**Dataset rows describing interfaces:**

'''

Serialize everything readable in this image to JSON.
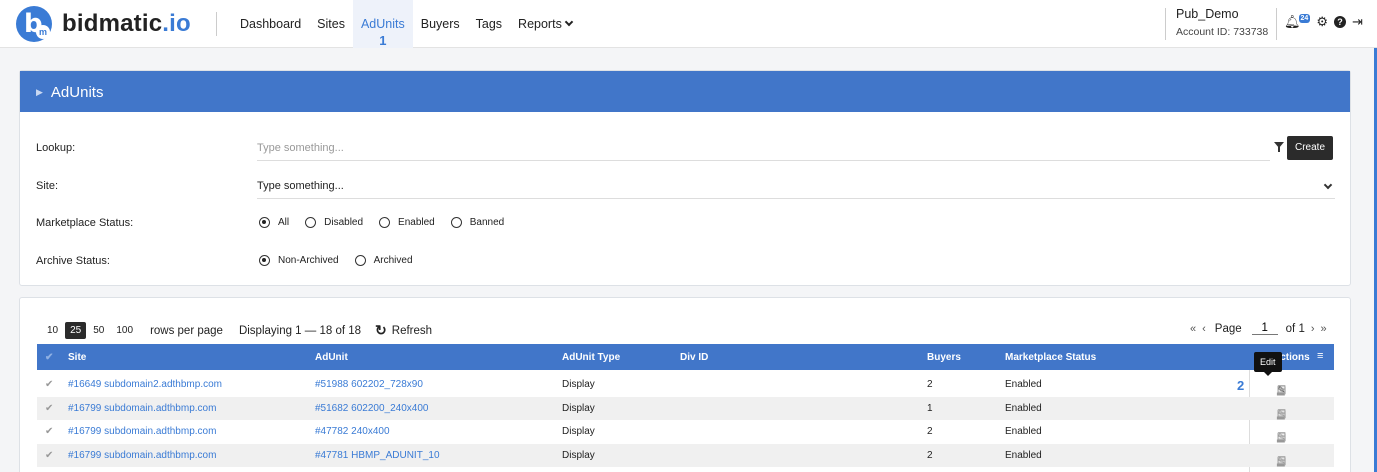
{
  "brand": {
    "name": "bidmatic",
    "suffix": ".io",
    "logo_letter": "b",
    "logo_mark": "m"
  },
  "nav": {
    "items": [
      {
        "label": "Dashboard"
      },
      {
        "label": "Sites"
      },
      {
        "label": "AdUnits",
        "marker": "1"
      },
      {
        "label": "Buyers"
      },
      {
        "label": "Tags"
      },
      {
        "label": "Reports"
      }
    ]
  },
  "account": {
    "name": "Pub_Demo",
    "id": "Account ID: 733738"
  },
  "notifications": {
    "count": "24"
  },
  "filters": {
    "title": "AdUnits",
    "lookup": {
      "label": "Lookup:",
      "placeholder": "Type something..."
    },
    "create_label": "Create",
    "site": {
      "label": "Site:",
      "value": "Type something..."
    },
    "marketplace": {
      "label": "Marketplace Status:",
      "options": [
        "All",
        "Disabled",
        "Enabled",
        "Banned"
      ],
      "selected": "All"
    },
    "archive": {
      "label": "Archive Status:",
      "options": [
        "Non-Archived",
        "Archived"
      ],
      "selected": "Non-Archived"
    }
  },
  "table": {
    "page_sizes": [
      "10",
      "25",
      "50",
      "100"
    ],
    "selected_page_size": "25",
    "rows_per_page_label": "rows per page",
    "displaying": "Displaying 1 — 18 of 18",
    "refresh_label": "Refresh",
    "pager": {
      "first": "«",
      "prev": "‹",
      "label": "Page",
      "page": "1",
      "of": "of 1",
      "next": "›",
      "last": "»"
    },
    "columns": {
      "site": "Site",
      "adunit": "AdUnit",
      "type": "AdUnit Type",
      "div": "Div ID",
      "buyers": "Buyers",
      "status": "Marketplace Status",
      "actions": "Actions"
    },
    "tooltip": "Edit",
    "marker": "2",
    "rows": [
      {
        "site": "#16649 subdomain2.adthbmp.com",
        "adunit": "#51988 602202_728x90",
        "type": "Display",
        "div": "",
        "buyers": "2",
        "status": "Enabled"
      },
      {
        "site": "#16799 subdomain.adthbmp.com",
        "adunit": "#51682 602200_240x400",
        "type": "Display",
        "div": "",
        "buyers": "1",
        "status": "Enabled"
      },
      {
        "site": "#16799 subdomain.adthbmp.com",
        "adunit": "#47782 240x400",
        "type": "Display",
        "div": "",
        "buyers": "2",
        "status": "Enabled"
      },
      {
        "site": "#16799 subdomain.adthbmp.com",
        "adunit": "#47781 HBMP_ADUNIT_10",
        "type": "Display",
        "div": "",
        "buyers": "2",
        "status": "Enabled"
      }
    ]
  },
  "colors": {
    "accent": "#3a7bd5",
    "header_bar": "#4176c9"
  }
}
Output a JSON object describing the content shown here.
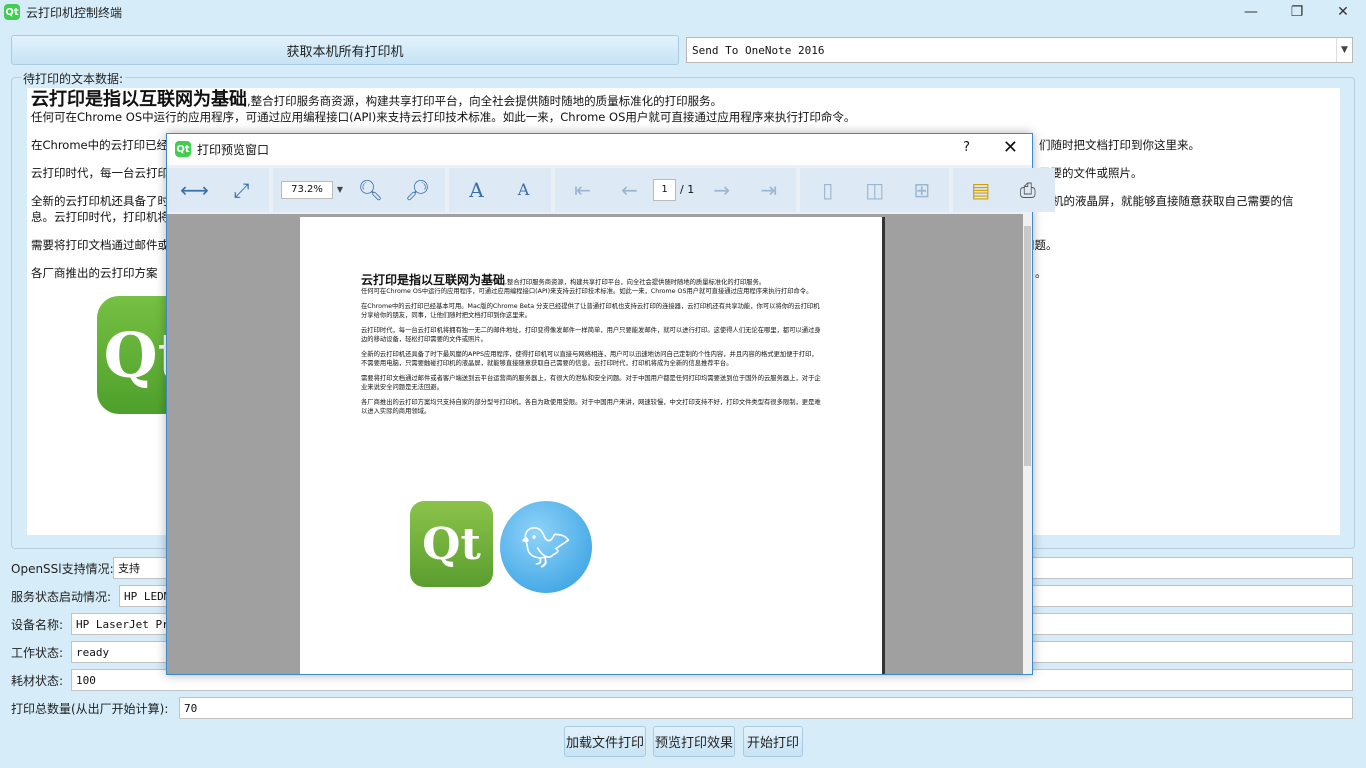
{
  "window": {
    "title": "云打印机控制终端",
    "app_icon": "Qt",
    "controls": {
      "minimize": "—",
      "maximize": "❐",
      "close": "✕"
    }
  },
  "toolbar": {
    "get_printers_label": "获取本机所有打印机",
    "printer_selected": "Send To OneNote 2016"
  },
  "text_group": {
    "legend": "待打印的文本数据:",
    "heading": "云打印是指以互联网为基础",
    "heading_rest": ",整合打印服务商资源，构建共享打印平台，向全社会提供随时随地的质量标准化的打印服务。",
    "line2": " 任何可在Chrome OS中运行的应用程序，可通过应用编程接口(API)来支持云打印技术标准。如此一来，Chrome OS用户就可直接通过应用程序来执行打印命令。",
    "p1_left": "在Chrome中的云打印已经基",
    "p1_right": "们随时把文档打印到你这里来。",
    "p2_left": "云打印时代，每一台云打印",
    "p2_right": "需要的文件或照片。",
    "p3_left": "全新的云打印机还具备了时",
    "p3_right": "打印机的液晶屏，就能够直接随意获取自己需要的信",
    "p3_left2": "息。云打印时代，打印机将",
    "p4_left": "需要将打印文档通过邮件或",
    "p4_right": "问题。",
    "p5_left": " 各厂商推出的云打印方案",
    "p5_right": "。",
    "logo_icon": "qt-logo"
  },
  "form": {
    "openssl_label": "OpenSSl支持情况:",
    "openssl_value": "支持",
    "service_label": "服务状态启动情况:",
    "service_value": "HP LEDM",
    "device_label": "设备名称:",
    "device_value": "HP LaserJet Pro",
    "work_label": "工作状态:",
    "work_value": "ready",
    "supply_label": "耗材状态:",
    "supply_value": "100",
    "total_label": "打印总数量(从出厂开始计算):",
    "total_value": "70"
  },
  "actions": {
    "load_file": "加载文件打印",
    "preview": "预览打印效果",
    "start": "开始打印"
  },
  "dialog": {
    "title": "打印预览窗口",
    "help": "?",
    "close": "✕",
    "zoom": "73.2%",
    "page_current": "1",
    "page_total": "/ 1",
    "page": {
      "heading": "云打印是指以互联网为基础",
      "heading_rest": ",整合打印服务商资源，构建共享打印平台，向全社会提供随时随地的质量标准化的打印服务。",
      "line2": " 任何可在Chrome OS中运行的应用程序，可通过应用编程接口(API)来支持云打印技术标准。如此一来，Chrome OS用户就可直接通过应用程序来执行打印命令。",
      "p1": "在Chrome中的云打印已经基本可用。Mac版的Chrome Beta 分支已经提供了让普通打印机也支持云打印的连接器，云打印机还有共享功能，你可以将你的云打印机分享给你的朋友，同事，让他们随时把文档打印到你这里来。",
      "p2": "云打印时代，每一台云打印机将拥有独一无二的邮件地址，打印变得像发邮件一样简单，用户只要能发邮件，就可以进行打印。这使得人们无论在哪里，都可以通过身边的移动设备，轻松打印需要的文件或照片。",
      "p3": "全新的云打印机还具备了时下最风靡的APPS应用程序，使得打印机可以直接与网络相连，用户可以迅速地访问自己定制的个性内容，并且内容的格式更加便于打印，不需要用电脑，只需要触碰打印机的液晶屏，就能够直接随意获取自己需要的信息。云打印时代，打印机将成为全新的信息推荐平台。",
      "p4": "需要将打印文档通过邮件或者客户端送到云平台运营商的服务器上，有很大的泄私和安全问题。对于中国用户都是任何打印均需要送到位于国外的云服务器上，对于企业来说安全问题是无法回避。",
      "p5": " 各厂商推出的云打印方案均只支持自家的部分型号打印机，各自为政使用受限。对于中国用户来讲，网速较慢，中文打印支持不好，打印文件类型有很多限制，更是难以进入实际的商用领域。"
    }
  }
}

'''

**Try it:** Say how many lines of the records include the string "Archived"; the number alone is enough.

**Finished task:** 3